Navin Shenoy, vice president of sales and marketing and general manager for the Asia-Pacific region for Intel, told Reuters that company officials understand the need for driving down the price of ultrabooks to make them more competitive with Apple's MacBook Pro and various tablet PCs on the market. Doing so will mean greater cooperation from the various players in the supply chain, from suppliers to manufacturers.
Price will be a key driver if Intel is to meet its goal of having ultrabooks account for 40 percent of all notebooks shipped by the end of 2012.
"That's a challenging target. ... In order for that to happen, the price has to come down," Shenoy told the news organization. "At some point, you'll have to be at that price point, but it doesn't have to be overnight. It takes time to engineer a cost down. ... More work needs to happen in the ecosystem. Even if we're giving the chips away for free, we couldn't hit the price point we want to hit if we don't work with the rest of the industry."
Acer and Asus are the first OEMs to release ultrabooks, which Intel sees as a way of not only boosting a PC industry under siege from increasingly popular tablets, but also another vehicle to grow the chip maker's presence in the mobile device market. The least expensive of these is $899, with other models for selling well north of $1,000.
Intel's vision for ultrabooks is one of devices that are thin-less than 0.8-inches thick-and offer the benefits of traditional laptops with the features of tablets, including long battery life, instant-on and always-connected capabilities, and-eventually-touch-screens.
Price has been a key concern. Intel executives have said ultrabooks must be less than $1,000, but some in the industry have questioned how easily that can be done.
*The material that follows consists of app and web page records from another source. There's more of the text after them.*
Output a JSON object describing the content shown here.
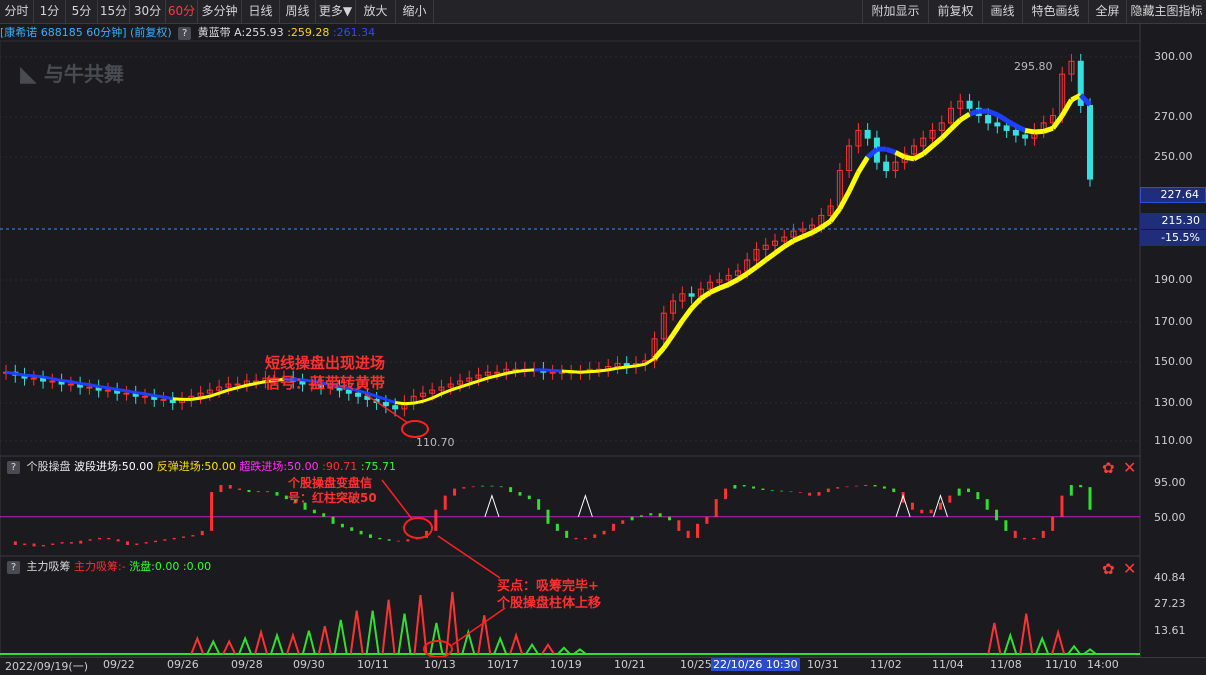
{
  "toolbar": {
    "left": [
      "分时",
      "1分",
      "5分",
      "15分",
      "30分",
      "60分",
      "多分钟",
      "日线",
      "周线",
      "更多▼",
      "放大",
      "缩小"
    ],
    "active_index": 5,
    "right": [
      "附加显示",
      "前复权",
      "画线",
      "特色画线",
      "全屏",
      "隐藏主图指标"
    ]
  },
  "info": {
    "stock": "[康希诺 688185 60分钟] (前复权)",
    "indicator": "黄蓝带",
    "a": "A:255.93",
    "b": ":259.28",
    "c": ":261.34"
  },
  "watermark": "与牛共舞",
  "sub1": {
    "name": "个股操盘",
    "l1": "波段进场:50.00",
    "l2": "反弹进场:50.00",
    "l3": "超跌进场:50.00",
    "v1": ":90.71",
    "v2": ":75.71"
  },
  "sub2": {
    "name": "主力吸筹",
    "l1": "主力吸筹:-",
    "l2": "洗盘:0.00",
    "l3": ":0.00"
  },
  "annotations": {
    "a1": "短线操盘出现进场\n信号：蓝带转黄带",
    "a2": "个股操盘变盘信\n号：红柱突破50",
    "a3": "买点：吸筹完毕+\n个股操盘柱体上移"
  },
  "price_axis": {
    "ticks": [
      "300.00",
      "270.00",
      "250.00",
      "190.00",
      "170.00",
      "150.00",
      "130.00",
      "110.00"
    ],
    "current": "227.64",
    "crosshair": "215.30",
    "crosshair_pct": "-15.5%"
  },
  "sub1_axis": [
    "95.00",
    "50.00"
  ],
  "sub2_axis": [
    "40.84",
    "27.23",
    "13.61"
  ],
  "x_axis": [
    "2022/09/19(一)",
    "09/22",
    "09/26",
    "09/28",
    "09/30",
    "10/11",
    "10/13",
    "10/17",
    "10/19",
    "10/21",
    "10/25",
    "22/10/26 10:30",
    "10/31",
    "11/02",
    "11/04",
    "11/08",
    "11/10",
    "14:00"
  ],
  "x_highlight_index": 11,
  "colors": {
    "up": "#ff3232",
    "down": "#35e0e0",
    "yellow": "#ffff00",
    "blue": "#1f3fff",
    "accent": "#ff3b3b"
  },
  "chart_data": {
    "type": "candlestick",
    "title": "",
    "price_labels": {
      "high": "295.80",
      "low": "110.70"
    },
    "closes": [
      128,
      127,
      126,
      126,
      125,
      125,
      124,
      124,
      123,
      123,
      122,
      122,
      121,
      121,
      120,
      120,
      119,
      119,
      118,
      119,
      120,
      121,
      122,
      123,
      124,
      124,
      125,
      125,
      126,
      126,
      126,
      125,
      124,
      124,
      123,
      123,
      122,
      121,
      120,
      119,
      118,
      117,
      116,
      118,
      120,
      121,
      122,
      123,
      124,
      125,
      126,
      127,
      128,
      128,
      129,
      129,
      129,
      129,
      128,
      128,
      128,
      128,
      128,
      129,
      129,
      130,
      131,
      130,
      131,
      132,
      140,
      150,
      155,
      158,
      157,
      160,
      163,
      164,
      166,
      168,
      173,
      178,
      180,
      182,
      184,
      187,
      188,
      190,
      195,
      200,
      220,
      235,
      245,
      240,
      225,
      220,
      225,
      230,
      235,
      240,
      245,
      250,
      260,
      265,
      260,
      255,
      250,
      248,
      245,
      242,
      240,
      245,
      250,
      255,
      285,
      295,
      262,
      215
    ],
    "sub1_values": [
      15,
      10,
      12,
      8,
      10,
      12,
      14,
      12,
      16,
      18,
      20,
      18,
      15,
      10,
      12,
      14,
      16,
      18,
      20,
      22,
      24,
      30,
      85,
      95,
      90,
      88,
      85,
      86,
      85,
      80,
      75,
      70,
      60,
      55,
      50,
      40,
      35,
      30,
      25,
      20,
      18,
      16,
      15,
      18,
      20,
      30,
      60,
      80,
      90,
      92,
      93,
      94,
      93,
      92,
      85,
      80,
      75,
      60,
      40,
      30,
      20,
      18,
      20,
      25,
      30,
      40,
      45,
      50,
      52,
      55,
      50,
      45,
      30,
      20,
      40,
      50,
      75,
      90,
      95,
      93,
      90,
      88,
      87,
      86,
      85,
      84,
      80,
      85,
      90,
      92,
      93,
      94,
      95,
      93,
      90,
      85,
      70,
      60,
      55,
      60,
      70,
      80,
      90,
      85,
      75,
      60,
      45,
      30,
      20,
      18,
      20,
      30,
      50,
      80,
      95,
      92,
      60
    ],
    "sub1_colors": "rrrrrrrrrrrrrrrrrrrrrrrrrrggggggggggggggggrrrrrrrrrggggggggggrrrrrrgggggrrrrrrggggggrrrrrrrrggggrrrrrrggggggrrrrrrgg",
    "sub1_triangles": [
      52,
      62,
      96,
      100
    ],
    "sub2_red": [
      [
        12,
        10
      ],
      [
        14,
        8
      ],
      [
        16,
        14
      ],
      [
        18,
        12
      ],
      [
        20,
        18
      ],
      [
        22,
        28
      ],
      [
        24,
        35
      ],
      [
        26,
        38
      ],
      [
        28,
        40
      ],
      [
        30,
        25
      ],
      [
        32,
        12
      ],
      [
        34,
        6
      ],
      [
        62,
        20
      ],
      [
        64,
        26
      ],
      [
        66,
        14
      ]
    ],
    "sub2_green": [
      [
        13,
        8
      ],
      [
        15,
        10
      ],
      [
        17,
        12
      ],
      [
        19,
        15
      ],
      [
        21,
        22
      ],
      [
        23,
        28
      ],
      [
        25,
        26
      ],
      [
        27,
        20
      ],
      [
        29,
        14
      ],
      [
        31,
        10
      ],
      [
        33,
        6
      ],
      [
        35,
        4
      ],
      [
        36,
        3
      ],
      [
        63,
        12
      ],
      [
        65,
        10
      ],
      [
        67,
        5
      ],
      [
        68,
        3
      ]
    ]
  }
}
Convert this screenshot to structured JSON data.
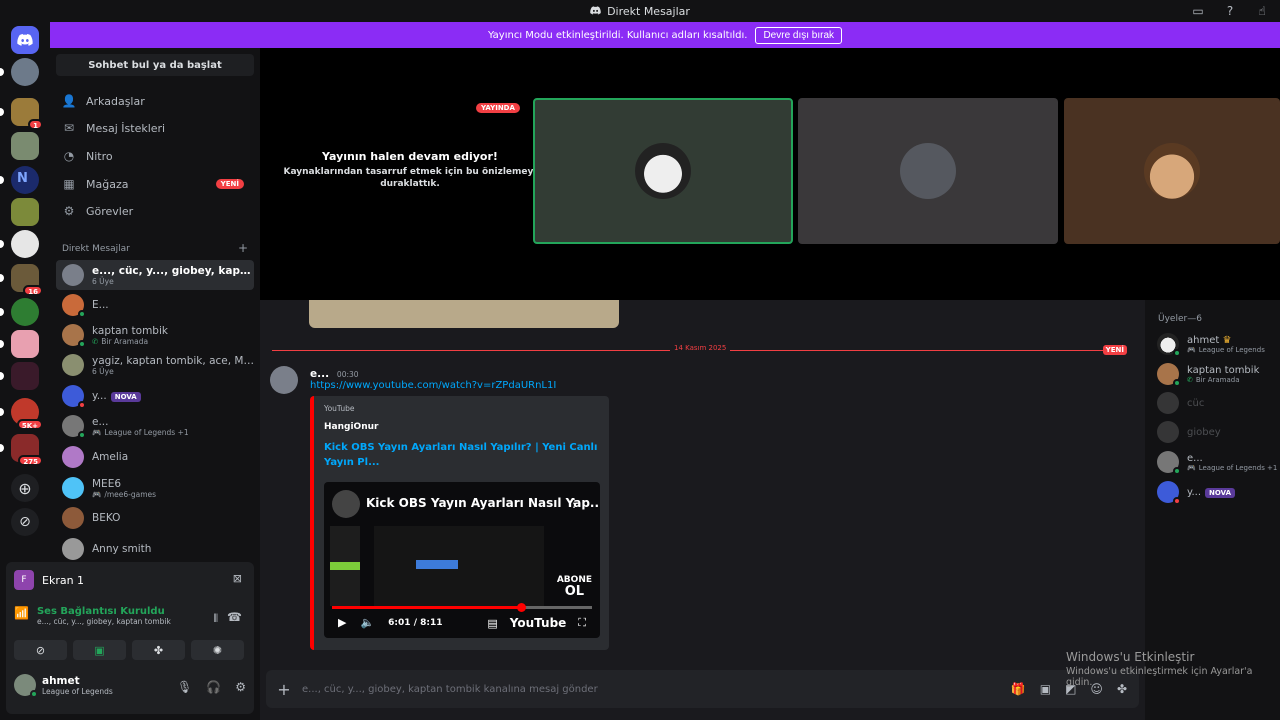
{
  "window": {
    "title": "Direkt Mesajlar"
  },
  "banner": {
    "text": "Yayıncı Modu etkinleştirildi. Kullanıcı adları kısaltıldı.",
    "button": "Devre dışı bırak"
  },
  "guild_badges": [
    "1",
    "16",
    "5K+",
    "275"
  ],
  "search": {
    "label": "Sohbet bul ya da başlat"
  },
  "nav": [
    {
      "label": "Arkadaşlar",
      "icon": "friends-icon"
    },
    {
      "label": "Mesaj İstekleri",
      "icon": "mail-icon"
    },
    {
      "label": "Nitro",
      "icon": "nitro-icon"
    },
    {
      "label": "Mağaza",
      "icon": "shop-icon",
      "badge": "YENİ"
    },
    {
      "label": "Görevler",
      "icon": "quests-icon"
    }
  ],
  "dm_header": {
    "label": "Direkt Mesajlar",
    "add": "+"
  },
  "dms": [
    {
      "name": "e..., cüc, y..., giobey, kaptan to...",
      "sub": "6 Üye"
    },
    {
      "name": "E...",
      "sub": ""
    },
    {
      "name": "kaptan tombik",
      "sub": "Bir Aramada"
    },
    {
      "name": "yagiz, kaptan tombik, ace, Mr....",
      "sub": "6 Üye"
    },
    {
      "name": "y...",
      "sub": "",
      "badge": "NOVA"
    },
    {
      "name": "e...",
      "sub": "League of Legends +1"
    },
    {
      "name": "Amelia",
      "sub": ""
    },
    {
      "name": "MEE6",
      "sub": "/mee6-games"
    },
    {
      "name": "BEKO",
      "sub": ""
    },
    {
      "name": "Anny smith",
      "sub": ""
    }
  ],
  "voice": {
    "screen_label": "Ekran 1",
    "screen_initial": "F",
    "status": "Ses Bağlantısı Kuruldu",
    "channel": "e..., cüc, y..., giobey, kaptan tombik"
  },
  "user": {
    "name": "ahmet",
    "status": "League of Legends"
  },
  "stage": {
    "live_badge": "YAYINDA",
    "heading": "Yayının halen devam ediyor!",
    "body": "Kaynaklarından tasarruf etmek için bu önizlemeyi duraklattık."
  },
  "chat": {
    "divider_date": "14 Kasım 2025",
    "divider_new": "YENİ",
    "message": {
      "author": "e...",
      "time": "00:30",
      "link": "https://www.youtube.com/watch?v=rZPdaURnL1I"
    },
    "embed": {
      "provider": "YouTube",
      "author": "HangiOnur",
      "title": "Kick OBS Yayın Ayarları Nasıl Yapılır? | Yeni Canlı Yayın Pl...",
      "video_title": "Kick OBS Yayın Ayarları Nasıl Yap...",
      "progress": 0.73,
      "time": "6:01 / 8:11",
      "abone": "ABONE",
      "ol": "OL",
      "yt_logo": "YouTube"
    },
    "composer_placeholder": "e..., cüc, y..., giobey, kaptan tombik kanalına mesaj gönder"
  },
  "members": {
    "header": "Üyeler—6",
    "list": [
      {
        "name": "ahmet",
        "sub": "League of Legends",
        "crown": "♛",
        "offline": false
      },
      {
        "name": "kaptan tombik",
        "sub": "Bir Aramada",
        "offline": false
      },
      {
        "name": "cüc",
        "sub": "",
        "offline": true
      },
      {
        "name": "giobey",
        "sub": "",
        "offline": true
      },
      {
        "name": "e...",
        "sub": "League of Legends +1",
        "offline": false
      },
      {
        "name": "y...",
        "sub": "",
        "badge": "NOVA",
        "offline": false
      }
    ]
  },
  "watermark": {
    "line1": "Windows'u Etkinleştir",
    "line2": "Windows'u etkinleştirmek için Ayarlar'a gidin."
  },
  "colors": {
    "accent": "#8b2cf5",
    "online": "#23a55a",
    "danger": "#f23f43",
    "link": "#00a8fc"
  }
}
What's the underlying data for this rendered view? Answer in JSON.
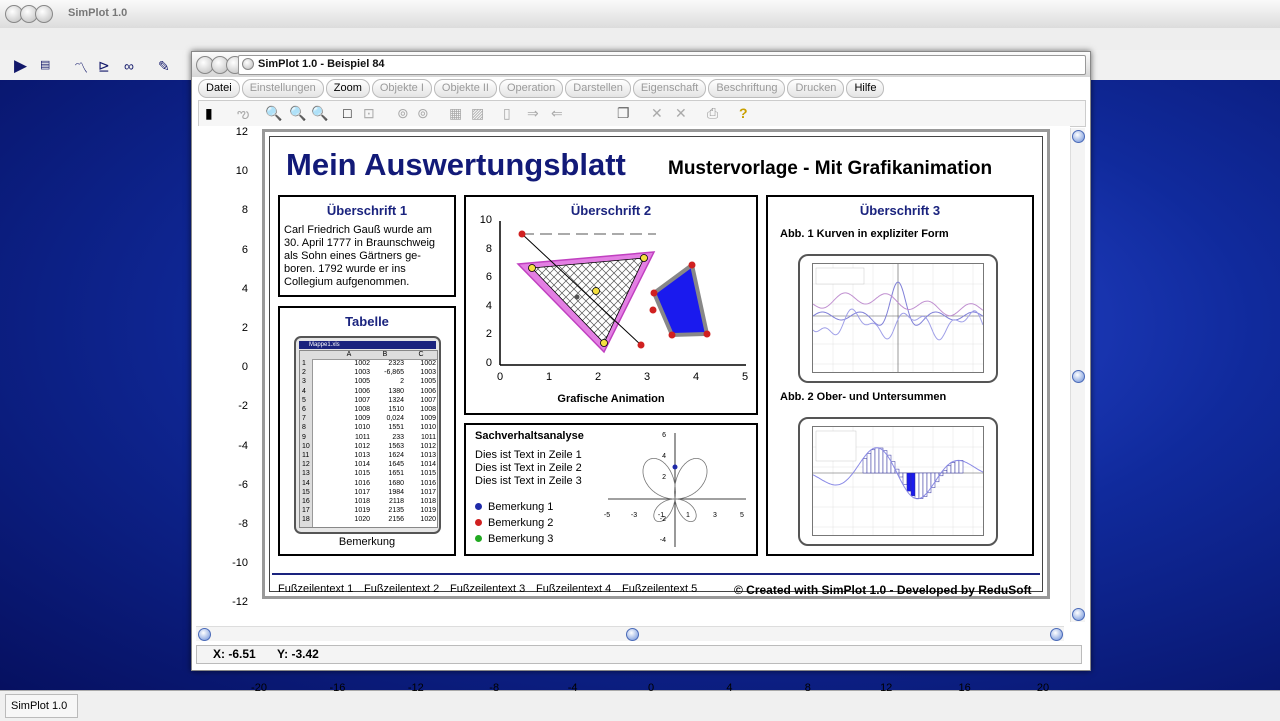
{
  "app": {
    "title": "SimPlot 1.0",
    "taskbar_label": "SimPlot 1.0"
  },
  "window": {
    "title": "SimPlot 1.0 - Beispiel 84",
    "menu": [
      {
        "label": "Datei",
        "enabled": true
      },
      {
        "label": "Einstellungen",
        "enabled": false
      },
      {
        "label": "Zoom",
        "enabled": true
      },
      {
        "label": "Objekte I",
        "enabled": false
      },
      {
        "label": "Objekte II",
        "enabled": false
      },
      {
        "label": "Operation",
        "enabled": false
      },
      {
        "label": "Darstellen",
        "enabled": false
      },
      {
        "label": "Eigenschaft",
        "enabled": false
      },
      {
        "label": "Beschriftung",
        "enabled": false
      },
      {
        "label": "Drucken",
        "enabled": false
      },
      {
        "label": "Hilfe",
        "enabled": true
      }
    ],
    "status": {
      "x": "X: -6.51",
      "y": "Y: -3.42"
    }
  },
  "axes": {
    "y_ticks": [
      "12",
      "10",
      "8",
      "6",
      "4",
      "2",
      "0",
      "-2",
      "-4",
      "-6",
      "-8",
      "-10",
      "-12"
    ],
    "x_ticks": [
      "-20",
      "-16",
      "-12",
      "-8",
      "-4",
      "0",
      "4",
      "8",
      "12",
      "16",
      "20"
    ]
  },
  "sheet": {
    "title": "Mein Auswertungsblatt",
    "subtitle": "Mustervorlage - Mit Grafikanimation",
    "box1": {
      "heading": "Überschrift 1",
      "lines": [
        "Carl Friedrich Gauß wurde am",
        "30. April 1777 in Braunschweig",
        "als Sohn eines Gärtners ge-",
        "boren. 1792 wurde er ins",
        "Collegium aufgenommen."
      ]
    },
    "table_box": {
      "heading": "Tabelle",
      "caption": "Bemerkung",
      "file": "Mappe1.xls",
      "columns": [
        "A",
        "B",
        "C"
      ],
      "rows": [
        [
          "1",
          "1002",
          "2323",
          "1002"
        ],
        [
          "2",
          "1003",
          "-6,865",
          "1003"
        ],
        [
          "3",
          "1005",
          "2",
          "1005"
        ],
        [
          "4",
          "1006",
          "1380",
          "1006"
        ],
        [
          "5",
          "1007",
          "1324",
          "1007"
        ],
        [
          "6",
          "1008",
          "1510",
          "1008"
        ],
        [
          "7",
          "1009",
          "0,024",
          "1009"
        ],
        [
          "8",
          "1010",
          "1551",
          "1010"
        ],
        [
          "9",
          "1011",
          "233",
          "1011"
        ],
        [
          "10",
          "1012",
          "1563",
          "1012"
        ],
        [
          "11",
          "1013",
          "1624",
          "1013"
        ],
        [
          "12",
          "1014",
          "1645",
          "1014"
        ],
        [
          "13",
          "1015",
          "1651",
          "1015"
        ],
        [
          "14",
          "1016",
          "1680",
          "1016"
        ],
        [
          "15",
          "1017",
          "1984",
          "1017"
        ],
        [
          "16",
          "1018",
          "2118",
          "1018"
        ],
        [
          "17",
          "1019",
          "2135",
          "1019"
        ],
        [
          "18",
          "1020",
          "2156",
          "1020"
        ]
      ]
    },
    "box2": {
      "heading": "Überschrift 2",
      "xlabel": "Grafische Animation",
      "x_ticks": [
        "0",
        "1",
        "2",
        "3",
        "4",
        "5"
      ],
      "y_ticks": [
        "0",
        "2",
        "4",
        "6",
        "8",
        "10"
      ]
    },
    "analysis": {
      "heading": "Sachverhaltsanalyse",
      "lines": [
        "Dies ist Text in Zeile 1",
        "Dies ist Text in Zeile 2",
        "Dies ist Text in Zeile 3"
      ],
      "legend": [
        {
          "label": "Bemerkung 1",
          "color": "#1f2aa8"
        },
        {
          "label": "Bemerkung 2",
          "color": "#d02020"
        },
        {
          "label": "Bemerkung 3",
          "color": "#22aa22"
        }
      ],
      "polar_x_ticks": [
        "-5",
        "-3",
        "-1",
        "1",
        "3",
        "5"
      ],
      "polar_y_ticks": [
        "6",
        "4",
        "2",
        "-2",
        "-4"
      ]
    },
    "box3": {
      "heading": "Überschrift 3",
      "fig1": "Abb. 1  Kurven in expliziter Form",
      "fig2": "Abb. 2  Ober- und Untersummen"
    },
    "footer": {
      "items": [
        "Fußzeilentext 1",
        "Fußzeilentext 2",
        "Fußzeilentext 3",
        "Fußzeilentext 4",
        "Fußzeilentext 5"
      ],
      "credit": "© Created with SimPlot 1.0 - Developed by ReduSoft"
    }
  },
  "colors": {
    "accent": "#1a237e",
    "triangle_fill": "#e37fe3",
    "polygon_fill": "#1a1aee"
  }
}
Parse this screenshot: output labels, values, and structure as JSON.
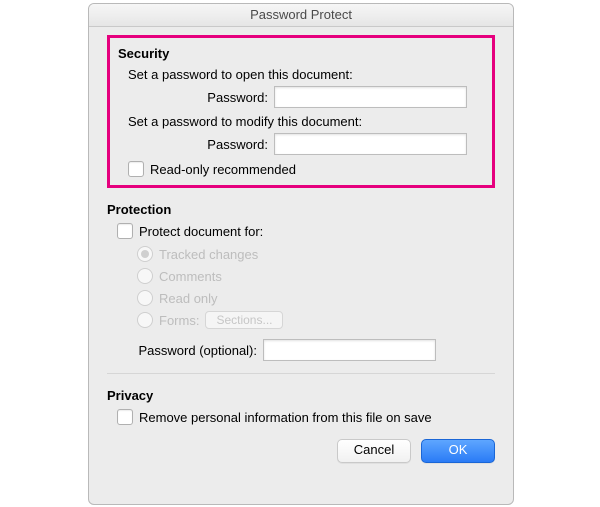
{
  "window": {
    "title": "Password Protect"
  },
  "security": {
    "heading": "Security",
    "open_prompt": "Set a password to open this document:",
    "open_label": "Password:",
    "open_value": "",
    "modify_prompt": "Set a password to modify this document:",
    "modify_label": "Password:",
    "modify_value": "",
    "readonly_label": "Read-only recommended"
  },
  "protection": {
    "heading": "Protection",
    "protect_for_label": "Protect document for:",
    "options": {
      "tracked": "Tracked changes",
      "comments": "Comments",
      "readonly": "Read only",
      "forms": "Forms:"
    },
    "sections_button": "Sections...",
    "password_label": "Password (optional):",
    "password_value": ""
  },
  "privacy": {
    "heading": "Privacy",
    "remove_pi_label": "Remove personal information from this file on save"
  },
  "buttons": {
    "cancel": "Cancel",
    "ok": "OK"
  }
}
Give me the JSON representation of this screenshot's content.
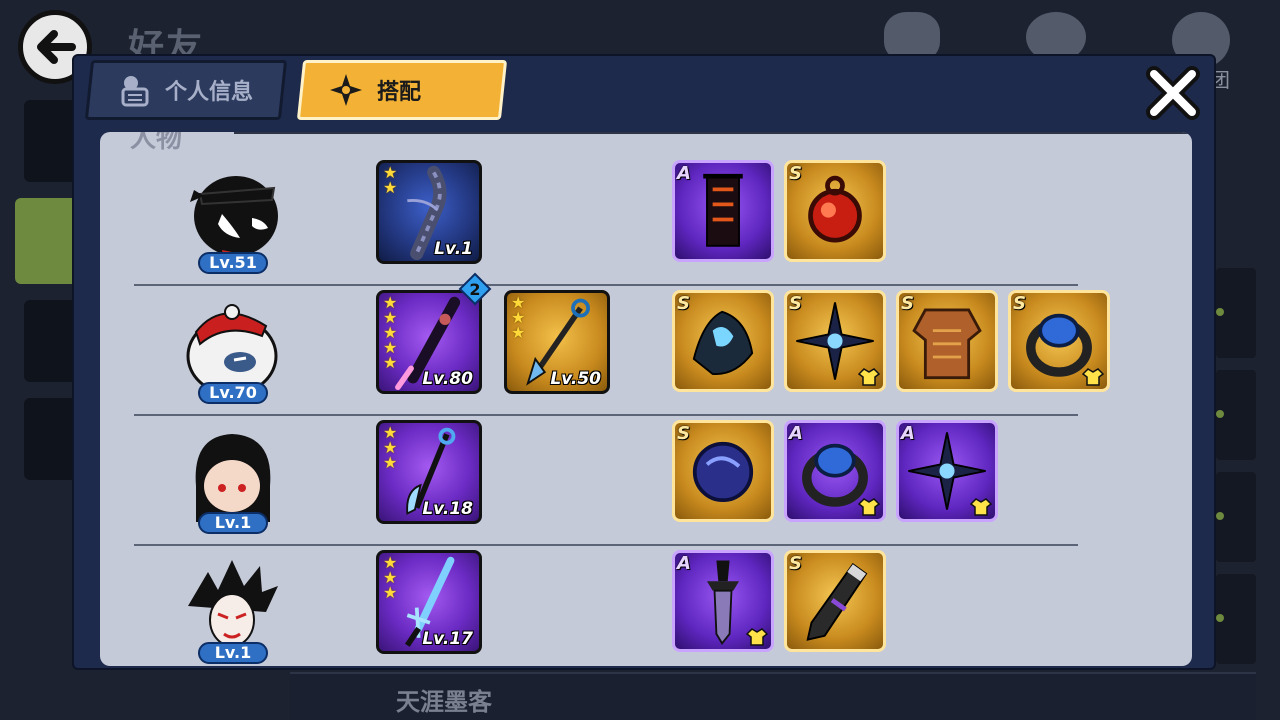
{
  "background": {
    "page_title": "好友",
    "right_label": "团",
    "friend_name": "天涯墨客"
  },
  "tabs": [
    {
      "label": "个人信息",
      "active": false
    },
    {
      "label": "搭配",
      "active": true
    }
  ],
  "panel": {
    "heading": "人物"
  },
  "rows": [
    {
      "level": "Lv.51",
      "weapons": [
        {
          "level": "Lv.1",
          "stars": 2,
          "color": "blue"
        }
      ],
      "gear": [
        {
          "grade": "A",
          "color": "purple",
          "icon": "banner-icon",
          "shirt": false
        },
        {
          "grade": "S",
          "color": "gold",
          "icon": "red-orb-icon",
          "shirt": false
        }
      ]
    },
    {
      "level": "Lv.70",
      "weapons": [
        {
          "level": "Lv.80",
          "stars": 5,
          "color": "purple",
          "badge": "2"
        },
        {
          "level": "Lv.50",
          "stars": 3,
          "color": "gold"
        }
      ],
      "gear": [
        {
          "grade": "S",
          "color": "gold",
          "icon": "blue-flame-icon",
          "shirt": false
        },
        {
          "grade": "S",
          "color": "gold",
          "icon": "shuriken-icon",
          "shirt": true
        },
        {
          "grade": "S",
          "color": "gold",
          "icon": "armor-icon",
          "shirt": false
        },
        {
          "grade": "S",
          "color": "gold",
          "icon": "ring-icon",
          "shirt": true
        }
      ]
    },
    {
      "level": "Lv.1",
      "weapons": [
        {
          "level": "Lv.18",
          "stars": 3,
          "color": "purple"
        }
      ],
      "gear": [
        {
          "grade": "S",
          "color": "gold",
          "icon": "dark-orb-icon",
          "shirt": false
        },
        {
          "grade": "A",
          "color": "purple",
          "icon": "ring-icon",
          "shirt": true
        },
        {
          "grade": "A",
          "color": "purple",
          "icon": "shuriken-icon",
          "shirt": true
        }
      ]
    },
    {
      "level": "Lv.1",
      "weapons": [
        {
          "level": "Lv.17",
          "stars": 3,
          "color": "purple"
        }
      ],
      "gear": [
        {
          "grade": "A",
          "color": "purple",
          "icon": "dagger-icon",
          "shirt": true
        },
        {
          "grade": "S",
          "color": "gold",
          "icon": "horn-icon",
          "shirt": false
        }
      ]
    }
  ],
  "colors": {
    "accent_tab": "#f3b236",
    "panel_bg": "#c5cad9",
    "modal_bg": "#1e2a4c",
    "level_badge": "#2f70c4"
  }
}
Intel CEO Paul Otellini, during an Oct. 18 call with analysts and journalists to report the company's quarterly financial earnings, acknowledged the price issue, and said the key will be suppliers and manufacturers being able to reduce the costs of their products. Helping them do that is the goal behind the $300 million fund Intel has created for software and hardware companies developing products for the ultrabook form factor, Otellini said.
Dropping the price below $1,000 will enable ultrabooks to compete better against the MacBook Pro-whose least expensive model costs $999-and tablets.
Intel officials see stages of development for ultrabooks, starting with this first round of systems that will run on the chip maker's Sandy Bridge processors. Next year, systems based on Intel's upcoming "Ivy Bridge" platform will begin hitting the market. The step after that will come in 2013, with the release of Intel's "Haswell" chips. Each new chip platform promises greater performance, more features and better energy efficiency, Intel officials said.